A completely useless bit of trivia for you is that the “E” in E-mount stands for eighteen. 18mm is the E-mount flange back distance. That’s the distance between the sensor and the face of the lens mount. The fact the e-mount is only 18mm while most other DSLR systems have a flange back distance of around 40mm means thare are 20mm or more in hand that can be used for adapters to go between the camera body and 3rd party lenses with different mounts.

Here’s a little table of some common flange back distances:

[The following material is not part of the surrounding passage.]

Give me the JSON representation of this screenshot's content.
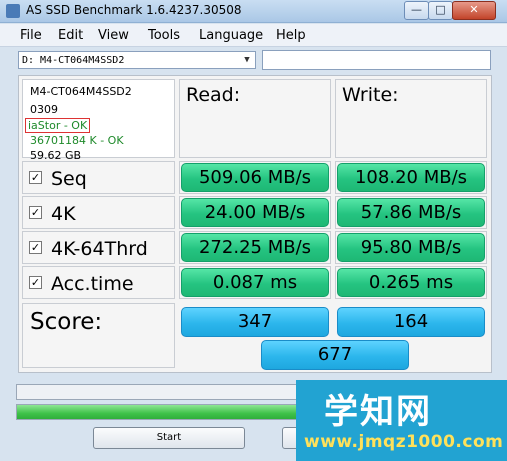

MOUNT FLANGE BACK SPARE/Difference
e-mount 18mm
Sony FZ (F3/F5/F55) 19mm 1mm
Canon EF 44mm 26mm
Nikon F Mount 46.5mm 28.5mm
PL 52mm 34mm
Arri LPL 44mm 26mm
Sony A, Minolta 44.5mm 26.5mm
M42 45.46mm 27.46mm

The “E” in “E-Mount” stands for Eighteen. was first posted on November 27, 2019 at 4:00 pm.
©2018 “XDCAM-USER.COM“. Use of this feed is for personal non-commercial use only. If you are not reading this article in your feed reader, then the site is guilty of copyright infringement. Please contact me at contact@xdcam-user.com